TO DO
The records below are to be retyped in full. Keep every word.

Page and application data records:
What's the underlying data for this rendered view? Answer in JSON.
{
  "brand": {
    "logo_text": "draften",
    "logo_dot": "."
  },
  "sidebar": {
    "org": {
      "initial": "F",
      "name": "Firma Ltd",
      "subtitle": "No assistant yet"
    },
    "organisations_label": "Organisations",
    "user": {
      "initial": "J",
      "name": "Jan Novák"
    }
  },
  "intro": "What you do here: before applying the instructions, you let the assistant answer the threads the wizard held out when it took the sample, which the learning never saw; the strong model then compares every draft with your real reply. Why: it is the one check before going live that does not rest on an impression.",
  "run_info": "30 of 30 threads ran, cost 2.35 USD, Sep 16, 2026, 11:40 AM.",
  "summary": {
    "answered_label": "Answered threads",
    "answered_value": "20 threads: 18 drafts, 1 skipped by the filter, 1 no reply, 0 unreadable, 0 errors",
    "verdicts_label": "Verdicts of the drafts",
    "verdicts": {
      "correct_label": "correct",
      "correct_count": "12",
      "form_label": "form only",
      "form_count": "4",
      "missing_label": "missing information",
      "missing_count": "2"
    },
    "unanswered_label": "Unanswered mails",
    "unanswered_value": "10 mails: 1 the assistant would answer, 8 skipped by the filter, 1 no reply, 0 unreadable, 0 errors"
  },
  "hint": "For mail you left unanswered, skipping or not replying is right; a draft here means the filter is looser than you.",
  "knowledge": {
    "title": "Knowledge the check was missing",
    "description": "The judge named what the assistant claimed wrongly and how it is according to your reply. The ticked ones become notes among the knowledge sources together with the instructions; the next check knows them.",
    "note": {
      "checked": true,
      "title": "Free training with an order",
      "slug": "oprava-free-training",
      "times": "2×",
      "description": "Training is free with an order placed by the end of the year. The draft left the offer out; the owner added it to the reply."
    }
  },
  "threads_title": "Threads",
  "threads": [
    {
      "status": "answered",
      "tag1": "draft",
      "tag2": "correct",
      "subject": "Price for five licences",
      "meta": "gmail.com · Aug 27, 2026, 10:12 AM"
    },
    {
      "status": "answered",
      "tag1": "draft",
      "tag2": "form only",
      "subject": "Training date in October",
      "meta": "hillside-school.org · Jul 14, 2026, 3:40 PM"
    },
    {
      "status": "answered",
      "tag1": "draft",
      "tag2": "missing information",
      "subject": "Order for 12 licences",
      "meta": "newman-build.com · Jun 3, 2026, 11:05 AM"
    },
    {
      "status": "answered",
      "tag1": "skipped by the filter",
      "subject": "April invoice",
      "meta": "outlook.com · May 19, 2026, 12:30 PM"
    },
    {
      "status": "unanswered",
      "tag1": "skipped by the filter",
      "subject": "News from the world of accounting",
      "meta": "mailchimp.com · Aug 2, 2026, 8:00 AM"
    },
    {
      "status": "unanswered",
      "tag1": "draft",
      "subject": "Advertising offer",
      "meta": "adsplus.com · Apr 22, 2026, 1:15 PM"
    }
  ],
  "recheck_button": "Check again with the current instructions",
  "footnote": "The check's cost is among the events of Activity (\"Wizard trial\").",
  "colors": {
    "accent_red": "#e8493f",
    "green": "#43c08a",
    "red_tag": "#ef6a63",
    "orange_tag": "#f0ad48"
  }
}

RESULT FOR THIS EXERCISE
What's the underlying data for this rendered view? Answer in JSON.
{
  "brand": {
    "logo_text": "draften",
    "logo_dot": "."
  },
  "sidebar": {
    "org": {
      "initial": "F",
      "name": "Firma Ltd",
      "subtitle": "No assistant yet"
    },
    "organisations_label": "Organisations",
    "user": {
      "initial": "J",
      "name": "Jan Novák"
    }
  },
  "intro": "What you do here: before applying the instructions, you let the assistant answer the threads the wizard held out when it took the sample, which the learning never saw; the strong model then compares every draft with your real reply. Why: it is the one check before going live that does not rest on an impression.",
  "run_info": "30 of 30 threads ran, cost 2.35 USD, Sep 16, 2026, 11:40 AM.",
  "summary": {
    "answered_label": "Answered threads",
    "answered_value": "20 threads: 18 drafts, 1 skipped by the filter, 1 no reply, 0 unreadable, 0 errors",
    "verdicts_label": "Verdicts of the drafts",
    "verdicts": {
      "correct_label": "correct",
      "correct_count": "12",
      "form_label": "form only",
      "form_count": "4",
      "missing_label": "missing information",
      "missing_count": "2"
    },
    "unanswered_label": "Unanswered mails",
    "unanswered_value": "10 mails: 1 the assistant would answer, 8 skipped by the filter, 1 no reply, 0 unreadable, 0 errors"
  },
  "hint": "For mail you left unanswered, skipping or not replying is right; a draft here means the filter is looser than you.",
  "knowledge": {
    "title": "Knowledge the check was missing",
    "description": "The judge named what the assistant claimed wrongly and how it is according to your reply. The ticked ones become notes among the knowledge sources together with the instructions; the next check knows them.",
    "note": {
      "checked": true,
      "title": "Free training with an order",
      "slug": "oprava-free-training",
      "times": "2×",
      "description": "Training is free with an order placed by the end of the year. The draft left the offer out; the owner added it to the reply."
    }
  },
  "threads_title": "Threads",
  "threads": [
    {
      "status": "answered",
      "tag1": "draft",
      "tag2": "correct",
      "subject": "Price for five licences",
      "meta": "gmail.com · Aug 27, 2026, 10:12 AM"
    },
    {
      "status": "answered",
      "tag1": "draft",
      "tag2": "form only",
      "subject": "Training date in October",
      "meta": "hillside-school.org · Jul 14, 2026, 3:40 PM"
    },
    {
      "status": "answered",
      "tag1": "draft",
      "tag2": "missing information",
      "subject": "Order for 12 licences",
      "meta": "newman-build.com · Jun 3, 2026, 11:05 AM"
    },
    {
      "status": "answered",
      "tag1": "skipped by the filter",
      "subject": "April invoice",
      "meta": "outlook.com · May 19, 2026, 12:30 PM"
    },
    {
      "status": "unanswered",
      "tag1": "skipped by the filter",
      "subject": "News from the world of accounting",
      "meta": "mailchimp.com · Aug 2, 2026, 8:00 AM"
    },
    {
      "status": "unanswered",
      "tag1": "draft",
      "subject": "Advertising offer",
      "meta": "adsplus.com · Apr 22, 2026, 1:15 PM"
    }
  ],
  "recheck_button": "Check again with the current instructions",
  "footnote": "The check's cost is among the events of Activity (\"Wizard trial\").",
  "colors": {
    "accent_red": "#e8493f",
    "green": "#43c08a",
    "red_tag": "#ef6a63",
    "orange_tag": "#f0ad48"
  }
}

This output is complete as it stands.